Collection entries
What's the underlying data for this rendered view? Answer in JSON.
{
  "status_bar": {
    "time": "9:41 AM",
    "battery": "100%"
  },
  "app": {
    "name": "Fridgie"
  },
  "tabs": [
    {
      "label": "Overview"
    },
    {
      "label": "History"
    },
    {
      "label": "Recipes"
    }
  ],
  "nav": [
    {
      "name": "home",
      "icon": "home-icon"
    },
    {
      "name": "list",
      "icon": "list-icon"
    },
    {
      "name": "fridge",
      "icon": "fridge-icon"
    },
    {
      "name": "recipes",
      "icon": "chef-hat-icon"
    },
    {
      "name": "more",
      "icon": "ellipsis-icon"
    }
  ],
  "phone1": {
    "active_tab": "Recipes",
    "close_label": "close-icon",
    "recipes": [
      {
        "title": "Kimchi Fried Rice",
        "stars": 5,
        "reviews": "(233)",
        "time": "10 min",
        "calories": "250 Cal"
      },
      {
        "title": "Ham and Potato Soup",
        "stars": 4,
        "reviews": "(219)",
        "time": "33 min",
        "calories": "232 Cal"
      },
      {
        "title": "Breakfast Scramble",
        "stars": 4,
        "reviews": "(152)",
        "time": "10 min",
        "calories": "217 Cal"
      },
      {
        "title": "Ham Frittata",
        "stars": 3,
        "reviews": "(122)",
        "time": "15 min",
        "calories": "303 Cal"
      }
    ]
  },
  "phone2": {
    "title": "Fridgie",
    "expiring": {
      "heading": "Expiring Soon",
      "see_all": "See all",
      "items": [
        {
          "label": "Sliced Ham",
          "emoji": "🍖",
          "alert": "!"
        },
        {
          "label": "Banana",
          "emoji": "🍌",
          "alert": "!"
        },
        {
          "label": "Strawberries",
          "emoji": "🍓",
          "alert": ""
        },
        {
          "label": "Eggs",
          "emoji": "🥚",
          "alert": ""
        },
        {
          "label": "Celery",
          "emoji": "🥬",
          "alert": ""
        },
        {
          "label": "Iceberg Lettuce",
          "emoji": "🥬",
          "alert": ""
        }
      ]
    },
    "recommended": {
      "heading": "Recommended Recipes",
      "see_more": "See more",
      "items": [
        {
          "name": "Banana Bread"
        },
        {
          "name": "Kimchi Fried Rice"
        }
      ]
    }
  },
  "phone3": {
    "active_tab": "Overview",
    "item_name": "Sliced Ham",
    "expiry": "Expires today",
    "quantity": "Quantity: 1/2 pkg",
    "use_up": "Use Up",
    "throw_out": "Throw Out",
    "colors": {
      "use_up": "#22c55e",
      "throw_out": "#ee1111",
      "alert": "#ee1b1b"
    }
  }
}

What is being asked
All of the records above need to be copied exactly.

Your response
What's the underlying data for this rendered view? Answer in JSON.
{
  "status_bar": {
    "time": "9:41 AM",
    "battery": "100%"
  },
  "app": {
    "name": "Fridgie"
  },
  "tabs": [
    {
      "label": "Overview"
    },
    {
      "label": "History"
    },
    {
      "label": "Recipes"
    }
  ],
  "nav": [
    {
      "name": "home",
      "icon": "home-icon"
    },
    {
      "name": "list",
      "icon": "list-icon"
    },
    {
      "name": "fridge",
      "icon": "fridge-icon"
    },
    {
      "name": "recipes",
      "icon": "chef-hat-icon"
    },
    {
      "name": "more",
      "icon": "ellipsis-icon"
    }
  ],
  "phone1": {
    "active_tab": "Recipes",
    "close_label": "close-icon",
    "recipes": [
      {
        "title": "Kimchi Fried Rice",
        "stars": 5,
        "reviews": "(233)",
        "time": "10 min",
        "calories": "250 Cal"
      },
      {
        "title": "Ham and Potato Soup",
        "stars": 4,
        "reviews": "(219)",
        "time": "33 min",
        "calories": "232 Cal"
      },
      {
        "title": "Breakfast Scramble",
        "stars": 4,
        "reviews": "(152)",
        "time": "10 min",
        "calories": "217 Cal"
      },
      {
        "title": "Ham Frittata",
        "stars": 3,
        "reviews": "(122)",
        "time": "15 min",
        "calories": "303 Cal"
      }
    ]
  },
  "phone2": {
    "title": "Fridgie",
    "expiring": {
      "heading": "Expiring Soon",
      "see_all": "See all",
      "items": [
        {
          "label": "Sliced Ham",
          "emoji": "🍖",
          "alert": "!"
        },
        {
          "label": "Banana",
          "emoji": "🍌",
          "alert": "!"
        },
        {
          "label": "Strawberries",
          "emoji": "🍓",
          "alert": ""
        },
        {
          "label": "Eggs",
          "emoji": "🥚",
          "alert": ""
        },
        {
          "label": "Celery",
          "emoji": "🥬",
          "alert": ""
        },
        {
          "label": "Iceberg Lettuce",
          "emoji": "🥬",
          "alert": ""
        }
      ]
    },
    "recommended": {
      "heading": "Recommended Recipes",
      "see_more": "See more",
      "items": [
        {
          "name": "Banana Bread"
        },
        {
          "name": "Kimchi Fried Rice"
        }
      ]
    }
  },
  "phone3": {
    "active_tab": "Overview",
    "item_name": "Sliced Ham",
    "expiry": "Expires today",
    "quantity": "Quantity: 1/2 pkg",
    "use_up": "Use Up",
    "throw_out": "Throw Out",
    "colors": {
      "use_up": "#22c55e",
      "throw_out": "#ee1111",
      "alert": "#ee1b1b"
    }
  }
}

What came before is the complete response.